Task brief: Your reply must consist of the data below, reproduced character for character.
Working data: Begin
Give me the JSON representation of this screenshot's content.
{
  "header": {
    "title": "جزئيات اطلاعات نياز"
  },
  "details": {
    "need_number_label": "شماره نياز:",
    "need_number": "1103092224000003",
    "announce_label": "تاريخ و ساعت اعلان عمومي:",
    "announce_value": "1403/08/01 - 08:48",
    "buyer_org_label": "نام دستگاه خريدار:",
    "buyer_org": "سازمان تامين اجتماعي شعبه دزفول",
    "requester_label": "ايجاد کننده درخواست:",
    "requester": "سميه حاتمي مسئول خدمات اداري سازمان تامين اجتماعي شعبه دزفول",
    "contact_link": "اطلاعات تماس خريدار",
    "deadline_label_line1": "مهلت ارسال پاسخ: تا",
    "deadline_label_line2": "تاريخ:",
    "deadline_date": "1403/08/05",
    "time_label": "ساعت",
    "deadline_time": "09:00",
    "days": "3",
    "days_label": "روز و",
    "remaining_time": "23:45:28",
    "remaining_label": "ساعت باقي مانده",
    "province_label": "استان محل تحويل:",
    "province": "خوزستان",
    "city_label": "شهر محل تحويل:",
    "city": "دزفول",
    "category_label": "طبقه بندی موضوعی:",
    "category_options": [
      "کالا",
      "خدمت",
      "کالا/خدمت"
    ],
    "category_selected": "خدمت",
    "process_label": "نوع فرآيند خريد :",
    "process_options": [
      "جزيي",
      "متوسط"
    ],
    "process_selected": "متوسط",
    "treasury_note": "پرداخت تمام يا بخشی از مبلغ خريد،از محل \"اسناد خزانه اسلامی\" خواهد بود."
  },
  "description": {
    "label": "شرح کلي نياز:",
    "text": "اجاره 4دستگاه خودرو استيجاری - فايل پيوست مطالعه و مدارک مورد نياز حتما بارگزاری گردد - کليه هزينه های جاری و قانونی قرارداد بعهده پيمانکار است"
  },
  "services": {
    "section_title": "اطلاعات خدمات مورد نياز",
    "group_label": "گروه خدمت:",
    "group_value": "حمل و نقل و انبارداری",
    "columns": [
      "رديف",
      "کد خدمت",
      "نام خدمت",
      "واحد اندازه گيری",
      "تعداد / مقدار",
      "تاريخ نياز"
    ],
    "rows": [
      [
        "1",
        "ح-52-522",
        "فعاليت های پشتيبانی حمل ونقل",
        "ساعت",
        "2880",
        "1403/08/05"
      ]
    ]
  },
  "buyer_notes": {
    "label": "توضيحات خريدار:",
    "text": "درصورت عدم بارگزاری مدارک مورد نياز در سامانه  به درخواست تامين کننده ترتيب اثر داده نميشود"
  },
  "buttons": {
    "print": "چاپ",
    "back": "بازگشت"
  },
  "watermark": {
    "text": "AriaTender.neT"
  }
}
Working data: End
Reply to the exercise:
Give me the JSON representation of this screenshot's content.
{
  "header": {
    "title": "جزئيات اطلاعات نياز"
  },
  "details": {
    "need_number_label": "شماره نياز:",
    "need_number": "1103092224000003",
    "announce_label": "تاريخ و ساعت اعلان عمومي:",
    "announce_value": "1403/08/01 - 08:48",
    "buyer_org_label": "نام دستگاه خريدار:",
    "buyer_org": "سازمان تامين اجتماعي شعبه دزفول",
    "requester_label": "ايجاد کننده درخواست:",
    "requester": "سميه حاتمي مسئول خدمات اداري سازمان تامين اجتماعي شعبه دزفول",
    "contact_link": "اطلاعات تماس خريدار",
    "deadline_label_line1": "مهلت ارسال پاسخ: تا",
    "deadline_label_line2": "تاريخ:",
    "deadline_date": "1403/08/05",
    "time_label": "ساعت",
    "deadline_time": "09:00",
    "days": "3",
    "days_label": "روز و",
    "remaining_time": "23:45:28",
    "remaining_label": "ساعت باقي مانده",
    "province_label": "استان محل تحويل:",
    "province": "خوزستان",
    "city_label": "شهر محل تحويل:",
    "city": "دزفول",
    "category_label": "طبقه بندی موضوعی:",
    "category_options": [
      "کالا",
      "خدمت",
      "کالا/خدمت"
    ],
    "category_selected": "خدمت",
    "process_label": "نوع فرآيند خريد :",
    "process_options": [
      "جزيي",
      "متوسط"
    ],
    "process_selected": "متوسط",
    "treasury_note": "پرداخت تمام يا بخشی از مبلغ خريد،از محل \"اسناد خزانه اسلامی\" خواهد بود."
  },
  "description": {
    "label": "شرح کلي نياز:",
    "text": "اجاره 4دستگاه خودرو استيجاری - فايل پيوست مطالعه و مدارک مورد نياز حتما بارگزاری گردد - کليه هزينه های جاری و قانونی قرارداد بعهده پيمانکار است"
  },
  "services": {
    "section_title": "اطلاعات خدمات مورد نياز",
    "group_label": "گروه خدمت:",
    "group_value": "حمل و نقل و انبارداری",
    "columns": [
      "رديف",
      "کد خدمت",
      "نام خدمت",
      "واحد اندازه گيری",
      "تعداد / مقدار",
      "تاريخ نياز"
    ],
    "rows": [
      [
        "1",
        "ح-52-522",
        "فعاليت های پشتيبانی حمل ونقل",
        "ساعت",
        "2880",
        "1403/08/05"
      ]
    ]
  },
  "buyer_notes": {
    "label": "توضيحات خريدار:",
    "text": "درصورت عدم بارگزاری مدارک مورد نياز در سامانه  به درخواست تامين کننده ترتيب اثر داده نميشود"
  },
  "buttons": {
    "print": "چاپ",
    "back": "بازگشت"
  },
  "watermark": {
    "text": "AriaTender.neT"
  }
}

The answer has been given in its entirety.